Two more cases have been added to the growing list of FLSA collective actions against large healthcare systems that have been either decertified or denied certification, granting the holiday wishes of two major healthcare systems in Pennsylvania. In Kuznyetsov v. West Penn Allegheny Health System, Inc., Judge Ambrose of the U.S. District Court for the Western District of Pennsylvania decertified a class of 824 hospital employees who worked in 1,174 different departments at 142 different locations with 312 different supervisors. In Camesi v. University of Pittsburgh Medical Center, Judge Bissoon, of the same district court, likewise granted  a motion to decertify a class of plaintiffs in 500 different job titles working in over 1,000 different hospital departments. The Kuznyetsov and Camesi decisions, issued on the same day, are strikingly similar in their analyses and conclusions – and an all-around win for hospital employers.
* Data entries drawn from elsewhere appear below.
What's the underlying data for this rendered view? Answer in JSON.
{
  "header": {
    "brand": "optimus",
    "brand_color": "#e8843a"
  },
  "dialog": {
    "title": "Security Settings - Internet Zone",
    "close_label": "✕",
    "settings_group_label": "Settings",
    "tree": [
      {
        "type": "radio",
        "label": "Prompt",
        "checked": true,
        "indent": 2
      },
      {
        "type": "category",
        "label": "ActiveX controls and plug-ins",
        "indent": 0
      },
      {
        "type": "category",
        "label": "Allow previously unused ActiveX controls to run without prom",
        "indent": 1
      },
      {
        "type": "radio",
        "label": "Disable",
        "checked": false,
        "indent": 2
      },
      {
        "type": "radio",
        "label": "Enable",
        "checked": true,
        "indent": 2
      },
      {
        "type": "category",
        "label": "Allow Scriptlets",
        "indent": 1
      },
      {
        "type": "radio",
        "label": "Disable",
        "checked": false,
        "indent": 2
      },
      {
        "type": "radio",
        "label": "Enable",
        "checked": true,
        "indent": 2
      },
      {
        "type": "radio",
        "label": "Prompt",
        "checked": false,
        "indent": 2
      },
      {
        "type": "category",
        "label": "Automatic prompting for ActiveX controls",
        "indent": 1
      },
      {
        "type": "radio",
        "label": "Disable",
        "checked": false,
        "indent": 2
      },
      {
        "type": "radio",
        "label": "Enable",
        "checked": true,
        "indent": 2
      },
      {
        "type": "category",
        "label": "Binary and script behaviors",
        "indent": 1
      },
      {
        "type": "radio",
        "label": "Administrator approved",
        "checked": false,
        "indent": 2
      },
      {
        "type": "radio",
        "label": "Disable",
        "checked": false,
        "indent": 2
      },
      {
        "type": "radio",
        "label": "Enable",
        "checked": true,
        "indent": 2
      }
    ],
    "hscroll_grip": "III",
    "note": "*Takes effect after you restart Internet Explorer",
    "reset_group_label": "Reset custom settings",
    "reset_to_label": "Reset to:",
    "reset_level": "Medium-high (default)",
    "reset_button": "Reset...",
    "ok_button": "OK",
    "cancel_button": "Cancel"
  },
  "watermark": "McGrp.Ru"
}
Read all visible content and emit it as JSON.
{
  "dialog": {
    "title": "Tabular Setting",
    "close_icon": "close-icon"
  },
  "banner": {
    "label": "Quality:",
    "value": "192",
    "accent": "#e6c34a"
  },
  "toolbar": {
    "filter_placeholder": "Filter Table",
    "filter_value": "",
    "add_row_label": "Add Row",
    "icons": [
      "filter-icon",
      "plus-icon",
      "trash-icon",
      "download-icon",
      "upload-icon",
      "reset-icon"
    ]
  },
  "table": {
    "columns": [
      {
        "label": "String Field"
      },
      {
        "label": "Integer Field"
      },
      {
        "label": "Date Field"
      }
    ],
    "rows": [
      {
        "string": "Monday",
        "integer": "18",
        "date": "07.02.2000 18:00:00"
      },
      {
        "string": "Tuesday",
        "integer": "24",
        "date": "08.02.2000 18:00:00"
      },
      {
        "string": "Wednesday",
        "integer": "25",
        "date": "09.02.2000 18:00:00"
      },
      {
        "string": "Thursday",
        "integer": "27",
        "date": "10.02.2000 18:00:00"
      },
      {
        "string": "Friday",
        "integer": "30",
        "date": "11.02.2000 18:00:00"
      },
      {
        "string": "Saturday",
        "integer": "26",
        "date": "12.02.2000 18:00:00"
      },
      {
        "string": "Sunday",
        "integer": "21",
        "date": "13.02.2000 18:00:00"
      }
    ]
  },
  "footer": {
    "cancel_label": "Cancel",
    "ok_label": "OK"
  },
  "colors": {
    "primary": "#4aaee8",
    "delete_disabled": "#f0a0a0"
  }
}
In both cases the plaintiffs, who included nurses, technicians, secretaries, couriers, maintenance workers, dishwashers, and many others, alleged the hospitals violated the FLSA by automatically deducting 30-minute meal periods from their wages, regardless of whether they worked through the unpaid meal periods. In granting the motions for decertification, and denying plaintiffs’ motions for certification, both courts emphasized the “extremely wide variety” and the “plethora of differences” in the employees’ work settings, as well as individual supervisors’ discretion to dictate how meal breaks would be taken and paid.

The Kuznyetsov and Camesi classes had been conditionally certified under the “lenient” first stage of FLSA class certification, in which the courts relied heavily on affidavits and allegations of common policies. After discovery had been obtained from a sample of the plaintiffs, and the courts proceeded to the “more rigorous” second stage of the FLSA class certification process, the evidence in both cases revealed significant dissimilarities among the plaintiffs. For example, the plaintiffs worked overtime with varying frequency, some plaintiffs received scheduled meal periods while others did not, and they reported and were paid for missed meal periods using a variety of different methods.

These differences would have required the courts to examine each individual’s particular circumstances to determine liability. Proceeding as a collective action would have denied the hospitals an opportunity to develop individualized defenses. Accordingly, both courts concluded that collective action treatment would not serve the interests of fairness or efficiency.

At the heart of both decisions was the decentralized implementation of meal break policies in different departments by different supervisors. Although the hospitals had a common policy of automatic deductions for meal breaks (which had ostensibly justified conditional certification), supervisors had discretion to implement these policies according to business needs. As Judge Ambrose explained:

“[W]hile it is true that there is a Meal Break Deduction Policy and all employees were subject to an automatic deduction that could be cancelled, the application and implementation of the policy was not standard by any means. It differed based on a number of factors, not the least of which was based on the nature of jobs performed by Plaintiffs, the departments in which the Plaintiffs worked, the supervisors’ procedures, and the shifts the Plaintiffs worked.”

Both judges cited a “growing consensus” of federal courts rejecting collective action treatment of automatic meal deductions, citing a number of cases previously discussed on this blog (see here and here), as well as two cases in which Littler successfully represented the defendants, Blaney v. Charlotte-Mecklenburg Hosp. Auth., and Saleen v. Waste Mgmt., Inc.

Insights from these cases will be useful both for litigation strategy and preventative planning. For example, both cases emphasized high rates of withdrawal or non-participation when discovery was requested of plaintiffs. In Kuznyetsov, the sampling was to include 75 opt-in plaintiffs, but only 18 opt-ins actually participated. In Camesi, the parties also agreed to conduct discovery regarding 75 opt-ins. After the initial selection, 35 withdrew or were dismissed for non-participation. Of the replacements, 33 withdrew or were dismissed. In the end, only 52 opt-ins participated. Despite the relatively small samples, there was sufficient evidence of dissimilarities among the plaintiffs to grant decertification in both cases.

On the planning side, in Camesi, Judge Bissoon specifically noted the hospitals’ “significant efforts to advise employees and managers regarding the substance of the meal break policies and Defendants’ efforts to monitor and ensure compliance.” Employees were trained and educated about the meal break policies and the process for cancelling meal break deductions and reporting time worked during meal breaks. Not only did this enable the hospitals to rebut the plaintiffs’ assertions that the hospitals had “shirked” their FLSA obligations, but it also produced evidence that many plaintiffs had actually been paid for meal periods through the cancellation process.

While these decisions are cause for celebration, healthcare employers with automatic meal deduction policies should carefully evaluate the procedures in place for overriding deductions and reporting time worked during meal breaks, as well as their efforts to educate and train supervisors and employees about these procedures. Hospital and other healthcare employers should also evaluate state meal and rest break laws in their particular localities.